It died out in the late 18th century after two men were killed during a match at Easton near Framlingham.

Ipswich Town Football Club was formed in 1878 and entered the FA Cup for the first time in 1890.

And did you know .....

  • The highest point in Suffolk is Great Wood Hill, near Rede which is 420ft above sea level.
  • Ness Point near Lowestoft is the most easterly place in the UK.
  • Ipswich once had a castle but it was destroyed on the orders of King Henry II after the revolt of his sons in 1173. Nothing remains and even its location is uncertain.
  • The county's more unusual listed buildings include the Ipswich HQ of Willis, Faber and Dumas insurance, built in 1975 (Grade I).
  • Grade II listings include a pillar box in Double Street, Framlingham, K6 phone kiosks in Stanningfield, Orford and Earl Soham, and Nacton Water Tower.
  • The last invasion landing by foreign troops in England was in 1667 when the Dutch tried unsuccessfully to storm Languard Fort at Felixstowe.
  • More than 10,500 Suffolk men were killed in the First World War.
  • The world's first fully operational Radar station opened at RAF Bawdsey in 1937.
  • Artist Beryl Cook, known for her saucy and humorous paintings, briefly held the tenancy of a pub in Stoke by Nayland.
  • John le Mesurier - Sgt Wilson in Dad's Army - grew up in Bury St Edmunds
  • TV soap icon June Brown - Dot Cotton in EastEnders - was born in Needham Market in 1927.
  • Lavenham was used as Godric's Hollow in the film of Harry Potter and the Deathly Hallows.
  • Ipswich is the home of the ancestors, and some living relatives, of Canterbury Tales author Geoffrey Chaucer (1343-1400a)
  • Poet and novelist Jane Taylor (1783-1824) wrote Twinkle, Twinkle Little Star while living in Lavenham.
  • In the 19th century Suffolk shepherds counted their flocks using their own system instead of conventional numbers.

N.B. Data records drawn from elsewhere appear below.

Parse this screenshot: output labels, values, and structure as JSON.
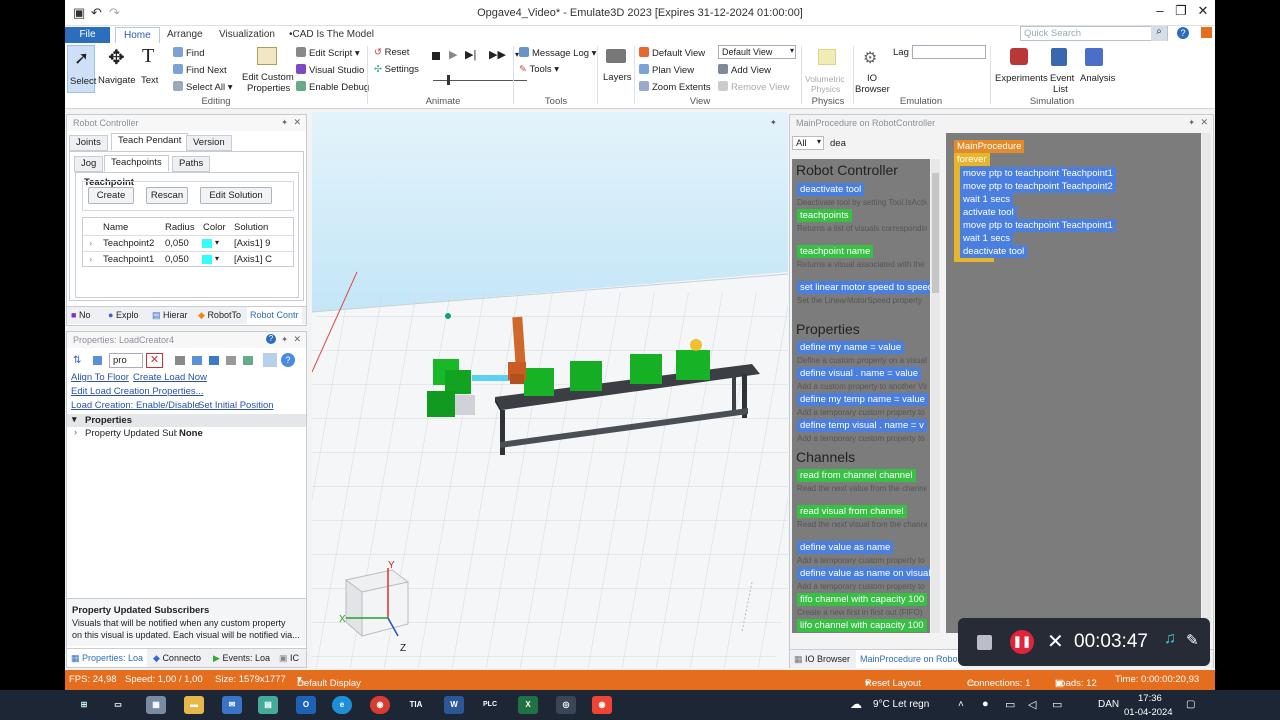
{
  "window": {
    "title": "Opgave4_Video* - Emulate3D 2023 [Expires 31-12-2024 01:00:00]",
    "quick_search_placeholder": "Quick Search"
  },
  "ribbon_tabs": [
    "File",
    "Home",
    "Arrange",
    "Visualization",
    "•CAD Is The Model"
  ],
  "ribbon": {
    "select": "Select",
    "navigate": "Navigate",
    "text": "Text",
    "find": "Find",
    "find_next": "Find Next",
    "select_all": "Select All",
    "edit_custom": "Edit Custom",
    "properties": "Properties",
    "edit_script": "Edit Script",
    "visual_studio": "Visual Studio",
    "enable_debug": "Enable Debug",
    "reset": "Reset",
    "settings": "Settings",
    "message_log": "Message Log",
    "tools": "Tools",
    "layers": "Layers",
    "default_view": "Default View",
    "plan_view": "Plan View",
    "zoom_extents": "Zoom Extents",
    "default_view_select": "Default View",
    "add_view": "Add View",
    "remove_view": "Remove View",
    "volumetric": "Volumetric",
    "physics_sub": "Physics",
    "io_browser": "IO",
    "browser": "Browser",
    "lag": "Lag",
    "experiments": "Experiments",
    "event": "Event",
    "list": "List",
    "analysis": "Analysis",
    "groups": [
      "Editing",
      "Animate",
      "Tools",
      "View",
      "Physics",
      "Emulation",
      "Simulation"
    ]
  },
  "robot_controller": {
    "title": "Robot Controller",
    "tabs": [
      "Joints",
      "Teach Pendant",
      "Version"
    ],
    "subtabs": [
      "Jog",
      "Teachpoints",
      "Paths"
    ],
    "group": "Teachpoint",
    "buttons": [
      "Create",
      "Rescan",
      "Edit Solution"
    ],
    "headers": [
      "Name",
      "Radius",
      "Color",
      "Solution"
    ],
    "rows": [
      {
        "name": "Teachpoint2",
        "radius": "0,050",
        "solution": "[Axis1] 9"
      },
      {
        "name": "Teachpoint1",
        "radius": "0,050",
        "solution": "[Axis1] C"
      }
    ],
    "bottom_tabs": [
      "No",
      "Explo",
      "Hierar",
      "RobotTo",
      "Robot Contr"
    ]
  },
  "properties_panel": {
    "title": "Properties: LoadCreator4",
    "search": "pro",
    "links": [
      "Align To Floor",
      "Create Load Now",
      "Edit Load Creation Properties...",
      "Load Creation: Enable/Disable",
      "Set Initial Position"
    ],
    "section": "Properties",
    "prop_name": "Property Updated Subs",
    "prop_value": "None",
    "help_title": "Property Updated Subscribers",
    "help_text1": "Visuals that will be notified when any custom property",
    "help_text2": "on this visual is updated. Each visual will be notified via...",
    "bottom_tabs": [
      "Properties: Loa",
      "Connecto",
      "Events: Loa",
      "IC"
    ]
  },
  "script_panel": {
    "title": "MainProcedure on RobotController",
    "filter": "All",
    "search": "dea",
    "sections": [
      "Robot Controller",
      "Properties",
      "Channels"
    ],
    "palette": [
      {
        "text": "deactivate tool",
        "desc": "Deactivate tool by setting Tool.IsActive"
      },
      {
        "text": "teachpoints",
        "desc": "Returns a list of visuals corresponding"
      },
      {
        "text": "teachpoint name",
        "desc": "Returns a visual associated with the"
      },
      {
        "text": "set linear motor speed to speed",
        "desc": "Set the LinearMotorSpeed property"
      },
      {
        "text": "define my name = value",
        "desc": "Define a custom property on a visual"
      },
      {
        "text": "define visual . name = value",
        "desc": "Add a custom property to another Visual"
      },
      {
        "text": "define my temp name = value",
        "desc": "Add a temporary custom property to"
      },
      {
        "text": "define temp visual . name = v",
        "desc": "Add a temporary custom property to"
      },
      {
        "text": "read from channel channel",
        "desc": "Read the next value from the channel"
      },
      {
        "text": "read visual from channel",
        "desc": "Read the next visual from the channel"
      },
      {
        "text": "define value as name",
        "desc": "Add a temporary custom property to"
      },
      {
        "text": "define value as name on visual",
        "desc": "Add a temporary custom property to"
      },
      {
        "text": "fifo channel with capacity 100",
        "desc": "Create a new first in first out (FIFO)"
      },
      {
        "text": "lifo channel with capacity 100",
        "desc": ""
      }
    ],
    "program": {
      "name": "MainProcedure",
      "loop": "forever",
      "lines": [
        "move ptp to teachpoint Teachpoint1",
        "move ptp to teachpoint Teachpoint2",
        "wait 1 secs",
        "activate tool",
        "move ptp to teachpoint Teachpoint1",
        "wait 1 secs",
        "deactivate tool"
      ]
    },
    "bottom_tabs": [
      "IO Browser",
      "MainProcedure on Robot"
    ]
  },
  "viewport": {
    "axis_labels": [
      "Y",
      "X",
      "Z"
    ]
  },
  "recorder": {
    "time": "00:03:47"
  },
  "status": {
    "fps": "FPS: 24,98",
    "speed": "Speed: 1,00 / 1,00",
    "size": "Size: 1579x1777",
    "display": "Default Display",
    "reset_layout": "Reset Layout",
    "connections": "Connections: 1",
    "loads": "Loads: 12",
    "time": "Time: 0:00:00:20,93"
  },
  "taskbar": {
    "weather": "9°C Let regn",
    "lang": "DAN",
    "clock": "17:36",
    "date": "01-04-2024"
  }
}
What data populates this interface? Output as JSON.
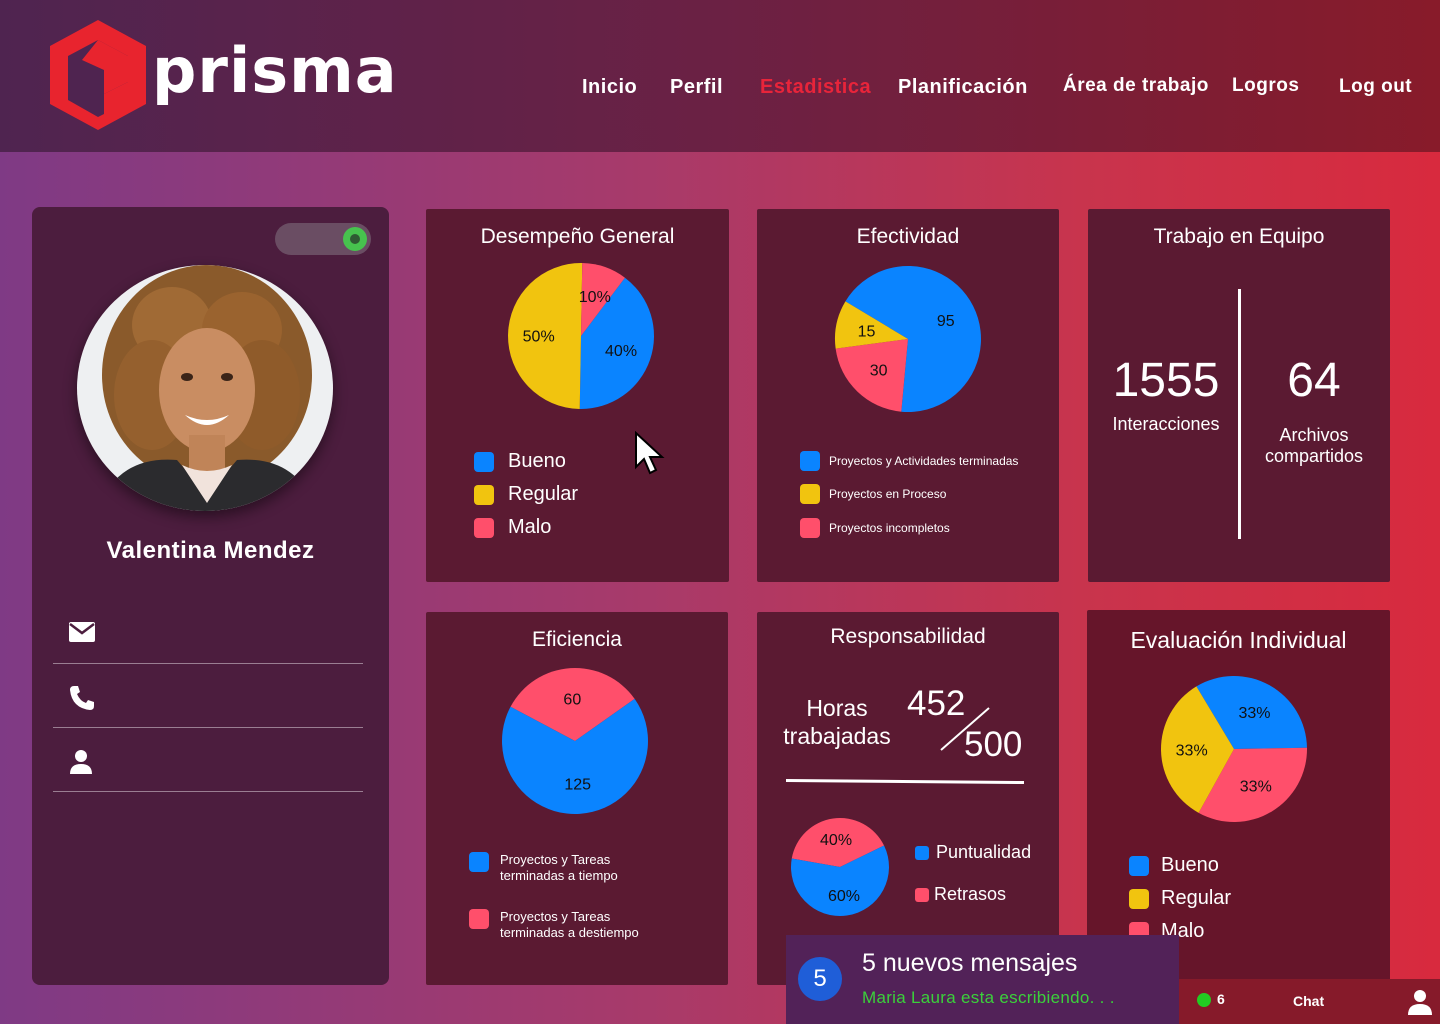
{
  "brand": {
    "name": "prisma"
  },
  "nav": {
    "items": [
      {
        "label": "Inicio",
        "active": false
      },
      {
        "label": "Perfil",
        "active": false
      },
      {
        "label": "Estadistica",
        "active": true
      },
      {
        "label": "Planificación",
        "active": false
      },
      {
        "label": "Área de trabajo",
        "active": false
      },
      {
        "label": "Logros",
        "active": false
      },
      {
        "label": "Log out",
        "active": false
      }
    ]
  },
  "profile": {
    "name": "Valentina Mendez",
    "toggle_on": true,
    "contact_icons": [
      "mail-icon",
      "phone-icon",
      "user-icon"
    ]
  },
  "colors": {
    "blue": "#0a84ff",
    "yellow": "#f1c40f",
    "red": "#ff4f6b",
    "active_nav": "#e8243a",
    "online": "#22cc22"
  },
  "cards": {
    "desempeno": {
      "title": "Desempeño General",
      "legend": [
        "Bueno",
        "Regular",
        "Malo"
      ]
    },
    "efectividad": {
      "title": "Efectividad",
      "legend": [
        "Proyectos y Actividades terminadas",
        "Proyectos en Proceso",
        "Proyectos incompletos"
      ]
    },
    "equipo": {
      "title": "Trabajo en Equipo",
      "interacciones_value": "1555",
      "interacciones_label": "Interacciones",
      "archivos_value": "64",
      "archivos_label_1": "Archivos",
      "archivos_label_2": "compartidos"
    },
    "eficiencia": {
      "title": "Eficiencia",
      "legend_1_a": "Proyectos y Tareas",
      "legend_1_b": "terminadas a tiempo",
      "legend_2_a": "Proyectos y Tareas",
      "legend_2_b": "terminadas a destiempo"
    },
    "responsabilidad": {
      "title": "Responsabilidad",
      "horas_label_1": "Horas",
      "horas_label_2": "trabajadas",
      "horas_value": "452",
      "horas_total": "500",
      "legend": [
        "Puntualidad",
        "Retrasos"
      ]
    },
    "evaluacion": {
      "title": "Evaluación Individual",
      "legend": [
        "Bueno",
        "Regular",
        "Malo"
      ]
    }
  },
  "chart_data": [
    {
      "type": "pie",
      "title": "Desempeño General",
      "labels": [
        "Bueno",
        "Regular",
        "Malo"
      ],
      "values": [
        40,
        50,
        10
      ],
      "value_labels": [
        "40%",
        "50%",
        "10%"
      ]
    },
    {
      "type": "pie",
      "title": "Efectividad",
      "labels": [
        "Proyectos y Actividades terminadas",
        "Proyectos en Proceso",
        "Proyectos incompletos"
      ],
      "values": [
        95,
        15,
        30
      ],
      "value_labels": [
        "95",
        "15",
        "30"
      ]
    },
    {
      "type": "pie",
      "title": "Eficiencia",
      "labels": [
        "Proyectos y Tareas terminadas a tiempo",
        "Proyectos y Tareas terminadas a destiempo"
      ],
      "values": [
        125,
        60
      ],
      "value_labels": [
        "125",
        "60"
      ]
    },
    {
      "type": "pie",
      "title": "Responsabilidad",
      "labels": [
        "Puntualidad",
        "Retrasos"
      ],
      "values": [
        60,
        40
      ],
      "value_labels": [
        "60%",
        "40%"
      ]
    },
    {
      "type": "pie",
      "title": "Evaluación Individual",
      "labels": [
        "Bueno",
        "Regular",
        "Malo"
      ],
      "values": [
        33,
        33,
        33
      ],
      "value_labels": [
        "33%",
        "33%",
        "33%"
      ]
    }
  ],
  "notification": {
    "count": "5",
    "title": "5 nuevos mensajes",
    "subtitle": "Maria Laura esta escribiendo. . ."
  },
  "chat": {
    "online_count": "6",
    "label": "Chat"
  }
}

It started unna (1) tina (2) wether (3) tether (4) pinkie (5) hater (6) skater (7) tara (8) dara (9) dick (10).
  • In 1851 there were 11 children aged between 10 and 14 employed as chimney sweeps in Suffolk.
  • The biggest recorded herring catch at Lowestoft was 310 crans (equivalent to almost 60 tons) in 1913.
  • In 1787 the Ipswich Journal reported that a farmer from Stowupland had sold his wife to a neighbour for five guineas.
  • Bury Autumn Fair was an annual event for around 600 years but after increasing complaints about disruption and rowdy behaviour it was abolished in 1871.
  • Clubs and societies in Ipswich 100 years ago included The Piscatorial Ramblers, The Licensing Laws Vigilance Society, The Sons of Temperance and the Large Black Pig Society.
  • The first internet bench where people could connect laptops to the internet was installed in the Abbey Gardens in Bury in 2001.

The Little Book of Suffolk by Neil R Storey is published by The History Press and is on sale from November 23.

Read more: All the latest news from Suffolk